Stored data »
BEGIN

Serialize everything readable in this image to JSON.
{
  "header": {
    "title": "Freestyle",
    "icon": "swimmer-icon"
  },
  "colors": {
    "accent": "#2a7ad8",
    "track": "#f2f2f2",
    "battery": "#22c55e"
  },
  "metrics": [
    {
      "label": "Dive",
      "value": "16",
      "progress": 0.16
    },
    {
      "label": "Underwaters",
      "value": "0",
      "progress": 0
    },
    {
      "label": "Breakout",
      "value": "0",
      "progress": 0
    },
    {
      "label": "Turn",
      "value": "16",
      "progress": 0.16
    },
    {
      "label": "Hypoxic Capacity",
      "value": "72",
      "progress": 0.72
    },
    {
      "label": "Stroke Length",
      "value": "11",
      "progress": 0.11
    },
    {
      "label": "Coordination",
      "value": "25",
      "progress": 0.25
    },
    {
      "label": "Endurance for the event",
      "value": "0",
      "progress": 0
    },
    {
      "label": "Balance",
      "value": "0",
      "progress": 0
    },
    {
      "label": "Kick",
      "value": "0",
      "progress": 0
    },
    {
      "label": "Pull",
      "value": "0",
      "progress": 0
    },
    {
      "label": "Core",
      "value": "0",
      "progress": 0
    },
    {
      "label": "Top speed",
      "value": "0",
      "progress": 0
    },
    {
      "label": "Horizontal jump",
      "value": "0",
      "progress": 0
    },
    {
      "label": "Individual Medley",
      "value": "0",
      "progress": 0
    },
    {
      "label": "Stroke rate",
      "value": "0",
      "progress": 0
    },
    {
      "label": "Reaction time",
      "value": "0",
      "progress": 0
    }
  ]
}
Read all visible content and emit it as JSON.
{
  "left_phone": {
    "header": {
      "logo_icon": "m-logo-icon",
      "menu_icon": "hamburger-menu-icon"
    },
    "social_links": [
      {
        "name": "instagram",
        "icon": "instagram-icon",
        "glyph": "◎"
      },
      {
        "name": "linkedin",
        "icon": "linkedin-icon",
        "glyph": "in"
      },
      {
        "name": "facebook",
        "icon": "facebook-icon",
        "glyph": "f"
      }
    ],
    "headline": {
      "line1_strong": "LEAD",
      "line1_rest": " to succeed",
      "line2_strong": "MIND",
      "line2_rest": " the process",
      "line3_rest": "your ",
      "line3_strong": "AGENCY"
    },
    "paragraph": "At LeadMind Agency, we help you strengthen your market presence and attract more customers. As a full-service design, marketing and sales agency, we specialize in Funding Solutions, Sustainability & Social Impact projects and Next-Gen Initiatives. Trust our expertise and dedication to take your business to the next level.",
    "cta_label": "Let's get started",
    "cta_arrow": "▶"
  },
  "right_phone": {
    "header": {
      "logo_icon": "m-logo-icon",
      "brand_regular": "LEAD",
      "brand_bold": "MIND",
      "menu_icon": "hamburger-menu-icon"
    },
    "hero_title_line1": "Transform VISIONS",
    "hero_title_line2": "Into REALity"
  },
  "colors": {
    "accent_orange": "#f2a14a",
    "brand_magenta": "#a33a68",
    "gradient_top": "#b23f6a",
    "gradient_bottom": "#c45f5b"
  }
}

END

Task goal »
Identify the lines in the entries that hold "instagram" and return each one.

Solution for this problem »
        "name": "instagram",
        "icon": "instagram-icon",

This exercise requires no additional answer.